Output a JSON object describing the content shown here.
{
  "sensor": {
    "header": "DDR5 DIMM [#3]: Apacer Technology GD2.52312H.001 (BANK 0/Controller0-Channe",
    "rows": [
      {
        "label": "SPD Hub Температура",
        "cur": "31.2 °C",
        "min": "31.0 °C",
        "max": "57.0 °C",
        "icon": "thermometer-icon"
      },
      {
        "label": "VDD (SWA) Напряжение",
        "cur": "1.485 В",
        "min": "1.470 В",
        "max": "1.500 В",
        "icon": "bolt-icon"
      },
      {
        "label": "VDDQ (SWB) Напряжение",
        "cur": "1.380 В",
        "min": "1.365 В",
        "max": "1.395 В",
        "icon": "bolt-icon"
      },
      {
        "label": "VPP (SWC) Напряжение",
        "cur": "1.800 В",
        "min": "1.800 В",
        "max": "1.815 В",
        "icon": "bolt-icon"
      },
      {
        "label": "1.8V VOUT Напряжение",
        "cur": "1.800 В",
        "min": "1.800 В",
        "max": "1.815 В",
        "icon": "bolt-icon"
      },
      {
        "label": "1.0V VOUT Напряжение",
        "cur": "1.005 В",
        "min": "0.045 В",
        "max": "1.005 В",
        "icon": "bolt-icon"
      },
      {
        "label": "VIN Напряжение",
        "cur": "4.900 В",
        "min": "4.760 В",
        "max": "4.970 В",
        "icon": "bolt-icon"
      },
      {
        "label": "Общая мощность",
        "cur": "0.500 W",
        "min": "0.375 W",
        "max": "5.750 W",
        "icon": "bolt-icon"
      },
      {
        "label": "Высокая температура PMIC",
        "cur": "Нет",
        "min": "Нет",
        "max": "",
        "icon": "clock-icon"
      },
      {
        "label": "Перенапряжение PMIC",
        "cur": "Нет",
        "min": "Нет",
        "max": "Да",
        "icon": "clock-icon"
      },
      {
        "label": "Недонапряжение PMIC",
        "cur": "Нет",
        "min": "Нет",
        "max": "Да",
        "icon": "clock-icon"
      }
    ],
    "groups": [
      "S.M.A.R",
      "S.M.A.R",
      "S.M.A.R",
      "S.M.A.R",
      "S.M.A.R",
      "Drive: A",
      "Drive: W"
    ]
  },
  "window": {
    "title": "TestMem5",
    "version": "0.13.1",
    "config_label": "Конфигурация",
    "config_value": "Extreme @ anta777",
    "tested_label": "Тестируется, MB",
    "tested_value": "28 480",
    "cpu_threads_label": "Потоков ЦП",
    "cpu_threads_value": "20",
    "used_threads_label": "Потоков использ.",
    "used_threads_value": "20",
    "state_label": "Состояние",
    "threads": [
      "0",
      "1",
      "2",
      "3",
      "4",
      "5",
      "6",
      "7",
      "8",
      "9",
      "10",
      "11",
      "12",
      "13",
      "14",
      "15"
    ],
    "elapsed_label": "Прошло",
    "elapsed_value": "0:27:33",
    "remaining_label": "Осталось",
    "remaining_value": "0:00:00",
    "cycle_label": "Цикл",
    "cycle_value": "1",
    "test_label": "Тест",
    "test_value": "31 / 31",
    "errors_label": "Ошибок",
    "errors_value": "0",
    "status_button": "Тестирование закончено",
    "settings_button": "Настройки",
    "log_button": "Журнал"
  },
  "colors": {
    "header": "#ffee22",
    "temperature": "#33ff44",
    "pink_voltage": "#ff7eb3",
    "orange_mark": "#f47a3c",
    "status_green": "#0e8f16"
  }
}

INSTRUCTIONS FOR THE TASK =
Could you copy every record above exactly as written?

EXERCISE RESPONSE =
Output a JSON object describing the content shown here.
{
  "sensor": {
    "header": "DDR5 DIMM [#3]: Apacer Technology GD2.52312H.001 (BANK 0/Controller0-Channe",
    "rows": [
      {
        "label": "SPD Hub Температура",
        "cur": "31.2 °C",
        "min": "31.0 °C",
        "max": "57.0 °C",
        "icon": "thermometer-icon"
      },
      {
        "label": "VDD (SWA) Напряжение",
        "cur": "1.485 В",
        "min": "1.470 В",
        "max": "1.500 В",
        "icon": "bolt-icon"
      },
      {
        "label": "VDDQ (SWB) Напряжение",
        "cur": "1.380 В",
        "min": "1.365 В",
        "max": "1.395 В",
        "icon": "bolt-icon"
      },
      {
        "label": "VPP (SWC) Напряжение",
        "cur": "1.800 В",
        "min": "1.800 В",
        "max": "1.815 В",
        "icon": "bolt-icon"
      },
      {
        "label": "1.8V VOUT Напряжение",
        "cur": "1.800 В",
        "min": "1.800 В",
        "max": "1.815 В",
        "icon": "bolt-icon"
      },
      {
        "label": "1.0V VOUT Напряжение",
        "cur": "1.005 В",
        "min": "0.045 В",
        "max": "1.005 В",
        "icon": "bolt-icon"
      },
      {
        "label": "VIN Напряжение",
        "cur": "4.900 В",
        "min": "4.760 В",
        "max": "4.970 В",
        "icon": "bolt-icon"
      },
      {
        "label": "Общая мощность",
        "cur": "0.500 W",
        "min": "0.375 W",
        "max": "5.750 W",
        "icon": "bolt-icon"
      },
      {
        "label": "Высокая температура PMIC",
        "cur": "Нет",
        "min": "Нет",
        "max": "",
        "icon": "clock-icon"
      },
      {
        "label": "Перенапряжение PMIC",
        "cur": "Нет",
        "min": "Нет",
        "max": "Да",
        "icon": "clock-icon"
      },
      {
        "label": "Недонапряжение PMIC",
        "cur": "Нет",
        "min": "Нет",
        "max": "Да",
        "icon": "clock-icon"
      }
    ],
    "groups": [
      "S.M.A.R",
      "S.M.A.R",
      "S.M.A.R",
      "S.M.A.R",
      "S.M.A.R",
      "Drive: A",
      "Drive: W"
    ]
  },
  "window": {
    "title": "TestMem5",
    "version": "0.13.1",
    "config_label": "Конфигурация",
    "config_value": "Extreme @ anta777",
    "tested_label": "Тестируется, MB",
    "tested_value": "28 480",
    "cpu_threads_label": "Потоков ЦП",
    "cpu_threads_value": "20",
    "used_threads_label": "Потоков использ.",
    "used_threads_value": "20",
    "state_label": "Состояние",
    "threads": [
      "0",
      "1",
      "2",
      "3",
      "4",
      "5",
      "6",
      "7",
      "8",
      "9",
      "10",
      "11",
      "12",
      "13",
      "14",
      "15"
    ],
    "elapsed_label": "Прошло",
    "elapsed_value": "0:27:33",
    "remaining_label": "Осталось",
    "remaining_value": "0:00:00",
    "cycle_label": "Цикл",
    "cycle_value": "1",
    "test_label": "Тест",
    "test_value": "31 / 31",
    "errors_label": "Ошибок",
    "errors_value": "0",
    "status_button": "Тестирование закончено",
    "settings_button": "Настройки",
    "log_button": "Журнал"
  },
  "colors": {
    "header": "#ffee22",
    "temperature": "#33ff44",
    "pink_voltage": "#ff7eb3",
    "orange_mark": "#f47a3c",
    "status_green": "#0e8f16"
  }
}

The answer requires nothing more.